Work order:
Wherever a line in the records below contains "JSON", copy that line.

Information:
==========
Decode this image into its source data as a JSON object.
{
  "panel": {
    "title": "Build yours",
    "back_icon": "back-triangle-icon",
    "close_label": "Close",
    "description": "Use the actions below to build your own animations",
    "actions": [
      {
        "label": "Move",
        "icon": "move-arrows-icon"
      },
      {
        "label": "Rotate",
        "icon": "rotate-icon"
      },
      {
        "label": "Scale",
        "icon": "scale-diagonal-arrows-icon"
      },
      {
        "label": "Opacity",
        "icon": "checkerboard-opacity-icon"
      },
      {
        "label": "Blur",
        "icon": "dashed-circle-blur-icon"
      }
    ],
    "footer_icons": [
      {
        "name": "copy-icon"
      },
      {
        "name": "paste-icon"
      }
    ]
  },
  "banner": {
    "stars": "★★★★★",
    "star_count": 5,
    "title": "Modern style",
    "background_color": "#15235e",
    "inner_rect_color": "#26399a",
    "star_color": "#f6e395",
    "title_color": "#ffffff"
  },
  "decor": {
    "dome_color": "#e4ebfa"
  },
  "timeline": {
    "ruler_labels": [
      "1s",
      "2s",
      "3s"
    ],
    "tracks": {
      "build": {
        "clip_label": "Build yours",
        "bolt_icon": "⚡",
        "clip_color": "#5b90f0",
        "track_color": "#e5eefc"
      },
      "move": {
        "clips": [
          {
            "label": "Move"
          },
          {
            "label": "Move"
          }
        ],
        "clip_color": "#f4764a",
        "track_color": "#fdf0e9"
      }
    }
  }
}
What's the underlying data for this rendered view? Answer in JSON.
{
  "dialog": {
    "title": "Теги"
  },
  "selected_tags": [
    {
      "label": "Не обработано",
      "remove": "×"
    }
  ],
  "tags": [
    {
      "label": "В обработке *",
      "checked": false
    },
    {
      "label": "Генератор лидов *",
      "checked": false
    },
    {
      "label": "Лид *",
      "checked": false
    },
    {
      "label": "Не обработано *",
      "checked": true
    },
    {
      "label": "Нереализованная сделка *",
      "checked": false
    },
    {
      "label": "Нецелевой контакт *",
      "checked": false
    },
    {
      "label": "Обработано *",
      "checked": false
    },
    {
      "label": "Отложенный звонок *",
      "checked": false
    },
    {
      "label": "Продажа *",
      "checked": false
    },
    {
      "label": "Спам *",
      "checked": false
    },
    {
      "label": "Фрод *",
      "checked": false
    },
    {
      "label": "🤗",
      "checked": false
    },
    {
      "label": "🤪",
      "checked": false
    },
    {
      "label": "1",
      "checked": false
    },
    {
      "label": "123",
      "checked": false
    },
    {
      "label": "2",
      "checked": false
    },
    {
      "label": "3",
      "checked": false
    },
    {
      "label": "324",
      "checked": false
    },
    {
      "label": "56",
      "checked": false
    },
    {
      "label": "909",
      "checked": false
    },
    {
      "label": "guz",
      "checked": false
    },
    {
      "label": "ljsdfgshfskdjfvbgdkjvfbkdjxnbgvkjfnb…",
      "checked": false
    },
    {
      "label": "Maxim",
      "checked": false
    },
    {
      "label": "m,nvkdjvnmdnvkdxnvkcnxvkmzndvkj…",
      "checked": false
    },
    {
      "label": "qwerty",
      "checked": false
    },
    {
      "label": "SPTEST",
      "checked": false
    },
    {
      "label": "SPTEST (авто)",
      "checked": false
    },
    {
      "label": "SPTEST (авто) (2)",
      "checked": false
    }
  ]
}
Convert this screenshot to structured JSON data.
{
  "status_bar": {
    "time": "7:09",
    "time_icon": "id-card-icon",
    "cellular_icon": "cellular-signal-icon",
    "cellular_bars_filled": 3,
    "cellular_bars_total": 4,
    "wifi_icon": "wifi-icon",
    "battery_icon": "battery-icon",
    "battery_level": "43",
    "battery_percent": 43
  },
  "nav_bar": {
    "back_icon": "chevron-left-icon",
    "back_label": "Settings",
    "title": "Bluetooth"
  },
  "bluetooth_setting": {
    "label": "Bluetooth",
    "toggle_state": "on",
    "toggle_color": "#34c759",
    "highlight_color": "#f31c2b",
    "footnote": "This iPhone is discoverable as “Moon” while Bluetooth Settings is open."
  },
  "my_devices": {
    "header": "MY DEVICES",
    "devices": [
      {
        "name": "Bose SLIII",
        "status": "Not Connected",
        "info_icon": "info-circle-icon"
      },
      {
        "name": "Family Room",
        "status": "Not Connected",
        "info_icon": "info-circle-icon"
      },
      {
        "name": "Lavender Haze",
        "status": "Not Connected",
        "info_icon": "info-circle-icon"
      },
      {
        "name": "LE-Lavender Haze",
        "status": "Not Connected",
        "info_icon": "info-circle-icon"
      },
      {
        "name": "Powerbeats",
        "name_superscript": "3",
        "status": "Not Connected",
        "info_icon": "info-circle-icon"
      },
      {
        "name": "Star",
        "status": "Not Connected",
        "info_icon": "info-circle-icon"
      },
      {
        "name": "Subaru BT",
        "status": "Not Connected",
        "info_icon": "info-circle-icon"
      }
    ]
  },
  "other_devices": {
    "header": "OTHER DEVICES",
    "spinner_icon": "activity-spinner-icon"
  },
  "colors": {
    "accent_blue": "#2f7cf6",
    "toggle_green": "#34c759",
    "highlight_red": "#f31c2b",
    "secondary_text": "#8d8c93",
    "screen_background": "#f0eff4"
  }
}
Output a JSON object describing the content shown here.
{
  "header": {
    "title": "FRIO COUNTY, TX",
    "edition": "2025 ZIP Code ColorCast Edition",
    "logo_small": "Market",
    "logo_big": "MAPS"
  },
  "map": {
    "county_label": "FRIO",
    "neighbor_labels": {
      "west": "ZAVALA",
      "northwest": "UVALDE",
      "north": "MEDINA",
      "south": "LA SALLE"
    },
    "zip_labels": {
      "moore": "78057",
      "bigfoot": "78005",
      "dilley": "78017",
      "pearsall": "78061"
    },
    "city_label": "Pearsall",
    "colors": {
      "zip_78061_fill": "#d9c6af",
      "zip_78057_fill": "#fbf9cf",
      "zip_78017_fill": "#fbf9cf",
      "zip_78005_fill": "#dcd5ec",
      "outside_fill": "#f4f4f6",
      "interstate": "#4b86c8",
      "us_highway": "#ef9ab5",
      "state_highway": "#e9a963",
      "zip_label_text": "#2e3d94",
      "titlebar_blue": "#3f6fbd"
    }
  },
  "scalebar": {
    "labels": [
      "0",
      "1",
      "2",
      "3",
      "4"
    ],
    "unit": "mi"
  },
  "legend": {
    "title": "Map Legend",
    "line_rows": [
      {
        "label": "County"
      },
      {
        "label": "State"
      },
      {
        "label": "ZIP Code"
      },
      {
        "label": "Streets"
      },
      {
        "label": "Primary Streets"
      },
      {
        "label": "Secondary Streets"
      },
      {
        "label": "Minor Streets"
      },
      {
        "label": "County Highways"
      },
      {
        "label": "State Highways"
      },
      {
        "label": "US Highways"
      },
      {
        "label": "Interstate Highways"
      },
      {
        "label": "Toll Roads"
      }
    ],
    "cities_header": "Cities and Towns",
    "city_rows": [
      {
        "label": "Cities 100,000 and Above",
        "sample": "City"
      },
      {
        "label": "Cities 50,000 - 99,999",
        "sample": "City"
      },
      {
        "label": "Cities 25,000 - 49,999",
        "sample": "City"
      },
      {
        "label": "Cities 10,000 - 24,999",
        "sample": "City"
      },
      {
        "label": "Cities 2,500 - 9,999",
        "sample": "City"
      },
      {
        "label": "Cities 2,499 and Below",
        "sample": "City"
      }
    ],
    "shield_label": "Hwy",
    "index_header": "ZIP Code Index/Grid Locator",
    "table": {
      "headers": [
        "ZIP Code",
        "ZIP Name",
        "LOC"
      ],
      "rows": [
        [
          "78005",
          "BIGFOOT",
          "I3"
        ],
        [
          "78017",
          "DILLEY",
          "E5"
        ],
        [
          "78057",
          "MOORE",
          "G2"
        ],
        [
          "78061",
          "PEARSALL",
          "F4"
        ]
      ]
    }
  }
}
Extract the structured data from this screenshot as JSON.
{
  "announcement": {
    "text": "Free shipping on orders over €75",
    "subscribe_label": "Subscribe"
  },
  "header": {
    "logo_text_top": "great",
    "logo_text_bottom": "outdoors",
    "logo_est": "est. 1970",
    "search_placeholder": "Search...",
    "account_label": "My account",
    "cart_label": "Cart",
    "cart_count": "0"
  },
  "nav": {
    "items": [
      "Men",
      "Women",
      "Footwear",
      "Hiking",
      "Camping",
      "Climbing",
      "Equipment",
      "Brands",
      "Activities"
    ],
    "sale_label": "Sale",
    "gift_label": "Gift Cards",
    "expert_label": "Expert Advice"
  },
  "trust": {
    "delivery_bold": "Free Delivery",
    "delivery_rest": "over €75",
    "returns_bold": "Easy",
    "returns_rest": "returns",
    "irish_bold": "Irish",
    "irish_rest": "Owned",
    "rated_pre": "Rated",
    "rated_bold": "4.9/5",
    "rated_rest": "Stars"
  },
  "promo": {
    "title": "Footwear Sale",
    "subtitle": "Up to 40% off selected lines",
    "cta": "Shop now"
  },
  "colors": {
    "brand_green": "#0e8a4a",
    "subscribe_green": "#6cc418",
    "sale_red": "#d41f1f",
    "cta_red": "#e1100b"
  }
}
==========
Your solution:
Decode this image into its source data as a JSON object.
What's the underlying data for this rendered view? Answer in JSON.
Convert this screenshot to structured JSON data.
Output a JSON object describing the content shown here.
Extract the structured data from this screenshot as JSON.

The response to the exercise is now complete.